The IoT can become ubiquitous worldwide—if the pursuit of systemic trustworthiness can overcome the potential risks.
We propose a new memory-safe interpretation of the C abstract machine that provides stronger protection to benefit security and debugging. Despite ambiguities in the specifi- cation intended to provide implementation flexibility, contemporary implementations of C have converged on a memory model similar to the PDP-11, the original target for C. This model lacks support for memory safety despite welldocumented impacts on security and reliability. Attempts to change this model are often hampered by assumptions embedded in a large body of existing C code, dating back to the memory model exposed by the original C compiler for the PDP-11. Our experience with attempting to implement a memory-safe variant of C on the CHERI experimental microprocessor led us to identify a number of problematic idioms. We describe these as well as their interaction with existing memory safety schemes and the assumptions that they make beyond the requirements of the C specification. Finally, we refine the CHERI ISA and abstract model for C, by combining elements of the CHERI capability model and fat pointers, and present a softcore CPU that implements a C abstract machine that can run legacy C code with strong memory protection guarantees.
Previous research on consistent updates for distributed network configurations has focused on solutions for centralized networkconfiguration controllers.
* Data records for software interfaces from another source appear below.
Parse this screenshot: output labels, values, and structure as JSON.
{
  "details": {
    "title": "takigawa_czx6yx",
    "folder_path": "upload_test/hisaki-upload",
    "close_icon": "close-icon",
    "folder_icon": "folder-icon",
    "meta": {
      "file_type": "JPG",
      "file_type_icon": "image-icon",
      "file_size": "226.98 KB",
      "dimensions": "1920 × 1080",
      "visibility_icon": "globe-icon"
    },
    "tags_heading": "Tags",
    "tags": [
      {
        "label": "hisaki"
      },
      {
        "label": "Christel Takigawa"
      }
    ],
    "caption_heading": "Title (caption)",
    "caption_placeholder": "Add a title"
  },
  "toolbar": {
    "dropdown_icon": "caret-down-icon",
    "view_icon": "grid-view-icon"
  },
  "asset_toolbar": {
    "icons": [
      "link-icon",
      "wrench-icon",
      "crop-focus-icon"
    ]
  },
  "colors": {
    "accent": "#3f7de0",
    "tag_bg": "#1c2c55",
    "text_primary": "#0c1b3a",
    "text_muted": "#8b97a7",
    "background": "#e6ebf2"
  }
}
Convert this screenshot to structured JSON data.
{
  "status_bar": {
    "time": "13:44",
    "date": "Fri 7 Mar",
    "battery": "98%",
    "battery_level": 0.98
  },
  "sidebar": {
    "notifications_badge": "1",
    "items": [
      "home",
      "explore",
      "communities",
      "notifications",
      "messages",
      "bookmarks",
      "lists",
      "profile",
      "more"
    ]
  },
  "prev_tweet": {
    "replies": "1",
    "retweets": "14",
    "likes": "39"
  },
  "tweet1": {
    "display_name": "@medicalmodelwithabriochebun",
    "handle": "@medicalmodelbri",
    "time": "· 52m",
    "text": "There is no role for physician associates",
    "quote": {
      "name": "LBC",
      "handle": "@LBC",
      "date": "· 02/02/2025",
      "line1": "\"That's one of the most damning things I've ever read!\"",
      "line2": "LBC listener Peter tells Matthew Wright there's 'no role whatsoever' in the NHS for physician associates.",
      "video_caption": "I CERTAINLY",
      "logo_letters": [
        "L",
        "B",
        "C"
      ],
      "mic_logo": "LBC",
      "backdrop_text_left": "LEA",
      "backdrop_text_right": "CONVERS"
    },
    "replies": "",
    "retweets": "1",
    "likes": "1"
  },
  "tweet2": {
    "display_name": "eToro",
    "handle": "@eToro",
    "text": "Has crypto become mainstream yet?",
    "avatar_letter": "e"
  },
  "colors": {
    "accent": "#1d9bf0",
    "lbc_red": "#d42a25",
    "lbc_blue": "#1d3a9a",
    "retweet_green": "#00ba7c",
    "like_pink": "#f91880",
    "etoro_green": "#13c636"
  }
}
However, such work does not address the complexity of modern switch datapaths. Modern commodity switches expose opaque configuration mechanisms, with minimal guarantees for datapath consistency and with unclear configuration semantics. Furthermore, would-be solutions for distributed consistent updates must take into account the configuration guarantees provided by each individual switch – plus the compositional problems of distributed control and multi-switch configurations that considerably transcend the single-switch problems. In this paper, we focus on the behavior of individual switches, and demonstrate that even simple rule updates result in inconsistent packet switching in multi-table datapaths. We demonstrate that consistent configuration updates require guarantees of strong switch-level atomicity from both hardware and software layers of switches – even in a single switch. In short, the multiple-switch problems cannot be reasonably approached until single-switch consistency can be resolved. We present a hardware design that supports a transactional configuration mechanism, and provides packet-consistent configuration: all packets traversing the datapath will encounter either the old configuration or the new one, and never an inconsistent mix of the two. Unlike previous work, our design does not require modifications to network packets. We precisely specify the hardwaresoftware protocol for switch configuration; this enables us to prove the correctness of the design, and to provide well-specified invariants that the software driver must maintain for correctness. We implement our prototype switch design using the NetFPGA-10G hardware platform, and evaluate our prototype against commercial off-the-shelf switches.
racing the history of computer security and privacy is a mammoth undertaking, somewhat resembling efforts to combine archaeology and ethnology with a compendium of past and foreseen risks— and how different courses of history might have affected those risks in different ways. (For example, the University of Minnesota’s NSF-funded collection of oral histories from infl uential people in this area is a wonderful eff ort to capture some this information; htt ps://wiki. umn.edu/CBI_ComputerSecurity/WebHome.) Tracing the history of the IEEE Symposium on Security and Privacy (SSP), the longest-running computer security research meeting, is considerably easier—and quite relevant to the somewhat shorter history of IEEE Security & Privacy magazine. Indeed, a previous article writt en for the proceedings of the 31st SSP did exactly that,1 so it seems unnecessary to duplicate it here. Instead, we focus more on SSP’s evolution and its vital relevance to the research and development communities along its path from community gathering to premier security research meeting. We highlight some of the technological and engineering paradigms that SSP stimulated or were refl ected in intense discussions that ensued, and also to some extent SSP’s potential impact on the world at large.